Now, what you should know about this couple is that (1) Vicki has asthma, and (2) Nick thinks she's a real loser for having all this asthma which sometimes keeps her from running very fast. He berates her regularly for stopping to breathe. (If you are thinking, "Wow, jerk," you are right.)
Last night, they faced a task where they had to go out in a sampan in Hong Kong and look — in the dark, with flashlights — for a boat with a particular registration number. It was tedious, tiring work, and Nick decided he didn't want to do it. (This despite the fact that he'd been sitting around with nothing to do but complain while Vicki tackled a previous task that called upon her to eat a bunch of sushi. It's a long story.) Vicki wanted to keep at it, but Nick got nastier and nastier until he just lay down in the bottom of the boat, put his bandana over his eyes, and went to sleep, telling her he wanted to quit. She carried on for a bit without him, but then admitted that she couldn't stay on the race without her partner if he wanted to quit, they gave up and went to the "pit stop," the endpoint for the episode, announcing that they were taking their penalty and throwing in the towel.
Their penalty turned out to be six hours. And it turned out that this was one of the handful of legs of the race that's "non-elimination," meaning that the team that comes in last isn't eliminated, but continues on, albeit starting from last place. (Generally, you leave for the next leg in the order, and with the time differences, you arrived at the end of the last leg.) And while they'll be at least six hours behind at the beginning of the next leg, it can easily happen that the need to book and wait for long flights eats up hours of difference, causing all the teams to catch up to each other. Obliterating a six-hour lead would be far from unheard of.

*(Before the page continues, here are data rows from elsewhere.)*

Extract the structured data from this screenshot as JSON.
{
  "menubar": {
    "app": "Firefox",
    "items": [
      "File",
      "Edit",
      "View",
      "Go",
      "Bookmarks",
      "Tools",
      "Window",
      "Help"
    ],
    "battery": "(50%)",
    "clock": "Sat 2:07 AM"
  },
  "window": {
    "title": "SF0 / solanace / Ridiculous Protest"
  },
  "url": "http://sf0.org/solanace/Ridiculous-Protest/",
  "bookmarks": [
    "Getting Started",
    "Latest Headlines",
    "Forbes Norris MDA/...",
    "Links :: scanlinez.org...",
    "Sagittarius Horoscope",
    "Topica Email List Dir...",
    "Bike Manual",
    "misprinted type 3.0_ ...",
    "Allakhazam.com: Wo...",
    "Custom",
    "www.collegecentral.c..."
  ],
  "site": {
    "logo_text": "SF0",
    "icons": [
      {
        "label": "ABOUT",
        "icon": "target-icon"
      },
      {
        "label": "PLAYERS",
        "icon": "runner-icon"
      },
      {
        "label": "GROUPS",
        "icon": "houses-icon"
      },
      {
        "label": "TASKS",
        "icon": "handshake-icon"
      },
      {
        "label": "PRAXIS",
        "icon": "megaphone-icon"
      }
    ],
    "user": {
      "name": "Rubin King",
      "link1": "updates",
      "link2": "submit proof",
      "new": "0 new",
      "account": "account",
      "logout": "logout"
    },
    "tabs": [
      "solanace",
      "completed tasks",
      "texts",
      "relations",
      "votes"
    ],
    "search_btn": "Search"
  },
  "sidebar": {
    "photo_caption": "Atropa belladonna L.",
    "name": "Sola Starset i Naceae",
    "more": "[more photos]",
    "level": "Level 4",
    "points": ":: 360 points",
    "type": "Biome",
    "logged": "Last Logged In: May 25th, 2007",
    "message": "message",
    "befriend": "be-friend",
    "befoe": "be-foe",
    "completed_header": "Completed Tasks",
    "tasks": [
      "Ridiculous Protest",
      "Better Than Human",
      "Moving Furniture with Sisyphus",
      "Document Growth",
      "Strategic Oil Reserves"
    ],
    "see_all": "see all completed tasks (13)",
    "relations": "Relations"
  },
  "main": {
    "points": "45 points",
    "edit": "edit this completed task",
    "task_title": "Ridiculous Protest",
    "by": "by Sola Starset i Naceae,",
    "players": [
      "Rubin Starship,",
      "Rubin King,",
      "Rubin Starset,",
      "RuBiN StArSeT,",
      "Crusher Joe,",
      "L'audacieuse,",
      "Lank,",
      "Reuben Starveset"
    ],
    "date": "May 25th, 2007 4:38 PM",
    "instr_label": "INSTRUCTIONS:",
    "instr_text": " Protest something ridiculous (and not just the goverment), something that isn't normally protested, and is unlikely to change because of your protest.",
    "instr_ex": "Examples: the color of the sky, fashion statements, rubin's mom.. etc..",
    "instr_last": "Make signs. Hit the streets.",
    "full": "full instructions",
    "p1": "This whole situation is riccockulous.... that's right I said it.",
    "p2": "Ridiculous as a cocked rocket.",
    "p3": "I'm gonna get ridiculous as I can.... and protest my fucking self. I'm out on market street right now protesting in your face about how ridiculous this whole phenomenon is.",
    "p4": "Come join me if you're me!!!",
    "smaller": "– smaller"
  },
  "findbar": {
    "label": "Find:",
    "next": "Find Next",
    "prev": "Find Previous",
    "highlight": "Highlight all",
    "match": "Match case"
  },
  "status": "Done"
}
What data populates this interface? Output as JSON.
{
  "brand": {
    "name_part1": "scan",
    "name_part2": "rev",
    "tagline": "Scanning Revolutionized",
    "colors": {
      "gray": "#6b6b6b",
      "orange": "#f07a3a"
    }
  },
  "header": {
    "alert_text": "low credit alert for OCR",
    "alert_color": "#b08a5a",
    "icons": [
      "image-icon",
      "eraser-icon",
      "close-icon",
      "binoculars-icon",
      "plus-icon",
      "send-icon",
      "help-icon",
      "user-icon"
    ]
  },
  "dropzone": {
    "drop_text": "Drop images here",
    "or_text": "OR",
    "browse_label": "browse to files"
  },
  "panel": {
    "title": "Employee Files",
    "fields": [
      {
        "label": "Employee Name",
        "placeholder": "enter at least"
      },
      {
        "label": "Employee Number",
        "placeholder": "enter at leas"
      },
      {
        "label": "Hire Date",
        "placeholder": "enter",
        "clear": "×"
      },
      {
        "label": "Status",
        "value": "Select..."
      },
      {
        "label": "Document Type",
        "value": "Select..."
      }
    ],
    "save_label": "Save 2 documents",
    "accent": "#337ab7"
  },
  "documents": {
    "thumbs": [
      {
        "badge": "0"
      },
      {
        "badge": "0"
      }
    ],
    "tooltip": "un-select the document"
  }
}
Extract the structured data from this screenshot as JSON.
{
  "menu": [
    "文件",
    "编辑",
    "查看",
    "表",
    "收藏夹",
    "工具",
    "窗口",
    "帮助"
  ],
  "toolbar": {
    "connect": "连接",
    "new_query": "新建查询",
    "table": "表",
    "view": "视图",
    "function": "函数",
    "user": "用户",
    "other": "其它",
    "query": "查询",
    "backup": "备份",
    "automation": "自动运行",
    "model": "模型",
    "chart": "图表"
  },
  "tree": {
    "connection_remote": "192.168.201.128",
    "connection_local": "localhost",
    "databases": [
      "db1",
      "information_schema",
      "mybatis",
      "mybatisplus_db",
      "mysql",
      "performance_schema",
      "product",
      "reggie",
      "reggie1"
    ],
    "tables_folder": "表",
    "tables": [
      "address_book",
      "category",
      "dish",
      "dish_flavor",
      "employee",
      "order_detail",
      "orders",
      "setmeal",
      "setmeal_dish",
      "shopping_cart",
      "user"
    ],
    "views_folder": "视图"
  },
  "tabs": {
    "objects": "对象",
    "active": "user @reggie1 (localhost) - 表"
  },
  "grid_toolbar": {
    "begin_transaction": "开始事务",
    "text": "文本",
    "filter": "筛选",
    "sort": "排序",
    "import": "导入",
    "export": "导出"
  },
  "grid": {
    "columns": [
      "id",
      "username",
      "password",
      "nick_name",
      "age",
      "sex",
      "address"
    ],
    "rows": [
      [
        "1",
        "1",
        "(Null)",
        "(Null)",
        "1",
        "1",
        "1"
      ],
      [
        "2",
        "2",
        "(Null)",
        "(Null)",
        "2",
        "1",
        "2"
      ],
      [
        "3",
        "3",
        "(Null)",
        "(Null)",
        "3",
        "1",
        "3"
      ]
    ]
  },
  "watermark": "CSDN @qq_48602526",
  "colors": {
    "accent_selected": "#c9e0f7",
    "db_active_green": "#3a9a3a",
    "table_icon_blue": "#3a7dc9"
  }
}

So it's entirely possible that quitting the task will have absolutely no effect whatsoever. It is entirely certain that all the other teams, had they known Nick and Vicki were going to quit, could have saved themselves the mental exhaustion of actually doing the task and taken the penalty themselves.
To put it simply, this is wimp stuff, and Race is not supposed to be a game for wimps. The penalty for task-skipping of the particular kind Nick and Vicki engaged in was once 24 hours. An entire day! That's a difference that flight times wouldn't eradicate. If it were 24 hours, it would polish them off, as it should. Six hours is totally different. Six hours is "well, the teams ahead of you have to wait for the airport to open, and then there's only one flight per day from Hong Kong to Melbourne," and before you know it, POOF. Everybody's tied.
Quitting has to mean doom. Quitting has to mean being gone. Quitting has to mean quitting. Capital Q, capital U ... you get the idea. Should Nick and Vicki win, they will rightly be the most despised victors of all time, because they quit. They shouldn't be there anymore. Teams have searched inside bales of hay for hours and hours, unwilling to quit. They've struggled with rain, with cliffside ascenders, with puzzles, with pounds of caviar ... good and bad challenges, they have figured out how to not quit.
Everybody who quits and rolls over pitifully has to have a worse outcome compared to what would have happened to them if they hadn't quit. Otherwise, you have no game, and you have no show. Letting some dip lie down in a boat and passive-aggressively hassle his girlfriend into quitting, only to let them both take a big fat nap and then return to fight again the next day? Forget it. That's not racing. That's a bad vacation.